than it needs to be. If you're going to take that approach you've got to actually do the deal, and you've got to have a clear sense that the other side wants to do the deal with you
. Lowell's intentions simply aren't that clear; his desire to stay in Boston, as opposed to Varitek's, is really just a throw-in.
(I should note: Varitek was a catcher, a position where top talent was scarce and expensive, and to which other players couldn't be easily converted or "tried out"; he was a team leader, not just in nebulous feelgood chemical and inspirational terms, but in real terms of calling pitches, checking if not calling defenses, generally being the manager's liason on the field; he was slightly young at the time of his deal than Lowell is now; his salary demands arguably were a little lower relative to his market than Lowell's are, if you discount the ARod Factor; and he was a switch-hitter, which probably has some negligible additional market value for a catcher.)
In Lowell's situation, 3/36 and, let's say, 4/56 or 4/60 are significantly far apart.
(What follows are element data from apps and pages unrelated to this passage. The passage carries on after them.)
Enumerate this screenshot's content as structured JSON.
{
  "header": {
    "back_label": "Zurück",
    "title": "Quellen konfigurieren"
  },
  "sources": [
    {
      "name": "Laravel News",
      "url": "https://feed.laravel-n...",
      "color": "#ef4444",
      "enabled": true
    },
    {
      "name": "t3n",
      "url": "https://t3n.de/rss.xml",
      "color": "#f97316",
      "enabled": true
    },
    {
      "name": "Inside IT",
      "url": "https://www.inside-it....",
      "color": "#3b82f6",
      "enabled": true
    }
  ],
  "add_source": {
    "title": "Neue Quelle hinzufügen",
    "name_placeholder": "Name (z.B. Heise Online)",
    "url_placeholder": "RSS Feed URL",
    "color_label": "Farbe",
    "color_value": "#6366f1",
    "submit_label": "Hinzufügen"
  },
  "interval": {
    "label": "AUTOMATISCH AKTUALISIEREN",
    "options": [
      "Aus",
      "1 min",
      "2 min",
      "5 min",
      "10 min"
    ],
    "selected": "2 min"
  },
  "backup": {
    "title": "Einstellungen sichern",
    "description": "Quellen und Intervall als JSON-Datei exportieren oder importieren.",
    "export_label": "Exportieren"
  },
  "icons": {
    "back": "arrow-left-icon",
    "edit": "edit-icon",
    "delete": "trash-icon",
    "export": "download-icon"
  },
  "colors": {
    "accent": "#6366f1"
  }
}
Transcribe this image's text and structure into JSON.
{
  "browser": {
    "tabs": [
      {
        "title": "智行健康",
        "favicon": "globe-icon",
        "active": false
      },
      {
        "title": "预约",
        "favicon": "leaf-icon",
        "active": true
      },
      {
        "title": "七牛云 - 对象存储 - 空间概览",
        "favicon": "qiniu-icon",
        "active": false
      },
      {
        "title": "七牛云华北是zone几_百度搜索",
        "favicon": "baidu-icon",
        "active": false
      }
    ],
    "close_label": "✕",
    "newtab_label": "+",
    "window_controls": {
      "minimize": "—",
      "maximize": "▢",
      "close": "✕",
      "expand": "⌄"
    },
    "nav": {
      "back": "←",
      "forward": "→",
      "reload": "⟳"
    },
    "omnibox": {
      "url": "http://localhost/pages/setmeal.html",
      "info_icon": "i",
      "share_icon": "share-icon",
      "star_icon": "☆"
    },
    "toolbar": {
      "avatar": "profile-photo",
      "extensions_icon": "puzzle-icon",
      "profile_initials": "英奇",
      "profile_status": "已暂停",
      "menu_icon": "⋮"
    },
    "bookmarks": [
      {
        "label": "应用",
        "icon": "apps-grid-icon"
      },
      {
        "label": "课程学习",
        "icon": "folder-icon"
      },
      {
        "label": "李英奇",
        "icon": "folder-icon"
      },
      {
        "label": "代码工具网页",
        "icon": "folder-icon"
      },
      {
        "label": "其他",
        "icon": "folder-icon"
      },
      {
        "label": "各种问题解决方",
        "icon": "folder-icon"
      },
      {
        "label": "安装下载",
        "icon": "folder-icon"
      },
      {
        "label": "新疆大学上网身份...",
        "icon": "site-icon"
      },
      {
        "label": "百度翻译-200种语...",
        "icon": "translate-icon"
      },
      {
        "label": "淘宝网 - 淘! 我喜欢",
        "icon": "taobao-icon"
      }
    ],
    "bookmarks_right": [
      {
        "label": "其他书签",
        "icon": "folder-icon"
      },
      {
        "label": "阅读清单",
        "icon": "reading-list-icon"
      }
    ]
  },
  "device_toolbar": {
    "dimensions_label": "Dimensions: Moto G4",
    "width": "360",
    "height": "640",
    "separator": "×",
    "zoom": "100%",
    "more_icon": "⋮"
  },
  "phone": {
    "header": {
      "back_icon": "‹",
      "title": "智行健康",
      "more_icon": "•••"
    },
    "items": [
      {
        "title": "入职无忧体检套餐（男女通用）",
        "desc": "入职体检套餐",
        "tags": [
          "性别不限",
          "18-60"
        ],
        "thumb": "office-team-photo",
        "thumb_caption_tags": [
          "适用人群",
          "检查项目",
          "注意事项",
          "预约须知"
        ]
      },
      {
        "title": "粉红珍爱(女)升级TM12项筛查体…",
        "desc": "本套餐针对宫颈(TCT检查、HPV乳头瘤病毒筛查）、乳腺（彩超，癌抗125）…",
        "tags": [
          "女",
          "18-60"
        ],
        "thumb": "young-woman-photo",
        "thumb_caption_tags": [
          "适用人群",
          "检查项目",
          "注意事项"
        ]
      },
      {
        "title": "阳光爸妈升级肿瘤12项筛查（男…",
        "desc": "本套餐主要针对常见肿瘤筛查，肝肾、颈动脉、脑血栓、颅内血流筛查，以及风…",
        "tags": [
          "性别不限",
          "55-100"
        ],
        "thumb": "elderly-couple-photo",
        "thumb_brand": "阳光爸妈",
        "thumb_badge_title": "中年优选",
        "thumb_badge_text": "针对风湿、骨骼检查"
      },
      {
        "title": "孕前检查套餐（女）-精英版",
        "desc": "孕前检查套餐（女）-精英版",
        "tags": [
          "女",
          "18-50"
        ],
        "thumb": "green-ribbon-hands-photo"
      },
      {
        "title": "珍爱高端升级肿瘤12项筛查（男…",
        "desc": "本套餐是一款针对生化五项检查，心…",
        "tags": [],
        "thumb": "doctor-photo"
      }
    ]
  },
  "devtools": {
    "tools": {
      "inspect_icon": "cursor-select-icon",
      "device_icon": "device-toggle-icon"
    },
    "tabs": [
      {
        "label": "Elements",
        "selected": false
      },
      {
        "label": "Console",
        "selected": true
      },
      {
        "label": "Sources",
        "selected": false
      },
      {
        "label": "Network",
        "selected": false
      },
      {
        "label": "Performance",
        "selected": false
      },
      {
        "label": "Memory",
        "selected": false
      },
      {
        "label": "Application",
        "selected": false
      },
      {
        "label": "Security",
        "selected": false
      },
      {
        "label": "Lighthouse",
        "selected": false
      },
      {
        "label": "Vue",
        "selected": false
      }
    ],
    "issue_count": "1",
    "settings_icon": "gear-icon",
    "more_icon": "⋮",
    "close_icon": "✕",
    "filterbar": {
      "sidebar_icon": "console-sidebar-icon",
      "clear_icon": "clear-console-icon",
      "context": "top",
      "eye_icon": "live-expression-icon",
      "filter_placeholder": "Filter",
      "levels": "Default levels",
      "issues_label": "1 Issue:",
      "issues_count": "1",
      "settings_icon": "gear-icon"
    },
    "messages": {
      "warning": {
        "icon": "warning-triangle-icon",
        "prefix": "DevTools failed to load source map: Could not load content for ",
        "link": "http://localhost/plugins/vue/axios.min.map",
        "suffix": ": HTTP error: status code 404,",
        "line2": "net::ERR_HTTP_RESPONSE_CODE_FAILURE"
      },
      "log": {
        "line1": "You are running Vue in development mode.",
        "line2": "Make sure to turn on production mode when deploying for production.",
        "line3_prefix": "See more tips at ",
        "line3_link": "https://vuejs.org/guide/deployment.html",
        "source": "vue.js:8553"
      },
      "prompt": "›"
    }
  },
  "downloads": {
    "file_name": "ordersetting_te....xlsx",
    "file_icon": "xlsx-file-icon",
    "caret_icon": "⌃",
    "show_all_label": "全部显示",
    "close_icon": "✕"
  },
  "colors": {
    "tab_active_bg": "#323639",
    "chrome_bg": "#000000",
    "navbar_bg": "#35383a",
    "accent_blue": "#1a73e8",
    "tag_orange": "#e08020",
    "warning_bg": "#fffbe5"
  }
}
There are two bases for disagreement that we know about right there: the annual salary and the years. On top of that you have what may possibly be a certain uncertainty or even incredulity on the part of Lowell himself (but presumably not his agents) about how much he can actually command. The temptation to test the market purely for its own sake may well be a factor here, and while the dollar figures that come out of that may cool the Sox's and Lowell's interest in each other, that isn't necessarily inversely tied in Lowell's mind to any desire to stay in Boston. Not yet, anyway, before the market opens.
In other words, he might just want to know how much he's worth. So far this thread has revolved around the difference between 3/36 and some higher prospective figure, which I'm guessing is somewhere between 4/48 and 4/60, and what that says about the relative importance Lowell currently places on loyalty and money, etc. etc. We take it for granted that Lowell will not sign for 3/36 when he can get 4/48 or 4/60. But what if he would
pass up 4/60 in New York for 4/50 in Boston? Or 4/54? 4/56? What if the Sox are actually willing to pay 4/54 or 4/56?
I'm not saying that this is what's going on. Just that in the absence of real information about what's going on, these are reasonable possibilities. And that if/once the information starts flowing, it will paint a rather more defined picture of what is happening. And that that flow of information is probably itself tied to the opening of the market.
More to the point, I think the Yankees would be willing to offer something the Sox aren't, and that would be that. To me, the only question is whether the Yankees will have that chance.
Well, it's entirely possible that the Yankees are willing to offer something the Sox aren't. Whether they will have that chance is not, however, the "only" question. And that wouldn't be that. For example, if the Yankees were really the virtual locks you suggest, then some involvement by the Red Sox might be warranted if only to maximize the amount the Yankees pay out. The willingness to pay out is not solely a negotiating advantage; in a competitive market it can also have disadvantageous byproducts. If the Yankees are willing to pay 4/60, might it not be worth certain reasonable risks to make them pay every dollar of that, even if the Sox wouldn't pay it themselves?
I just think there are all kinds of different ways of looking at this situation, and all kinds of different strategies, that the Sox could have adopted that don't involve "dropping out" completely or allowing the public perception that if there is no deal by Monday then the Sox are out. I don't see what advantage such an outlook gives to anyone except restless fans who want closure for its own sake. The desire to "just get it over with" is why the average person pays more money for a car than he should have (and doesn't even know it) and gets it in brown when he wanted red. Theo Epstein & Co., I guarantee, are not significantly motivated by the desire to just get this over with; if anything they rather embrace the tense uncertainty inherent in negotiations, and base concession only upon cold analysis.
(I'm not saying you just want to "get it over with". I'm more just going with what sounds good to me at the moment.)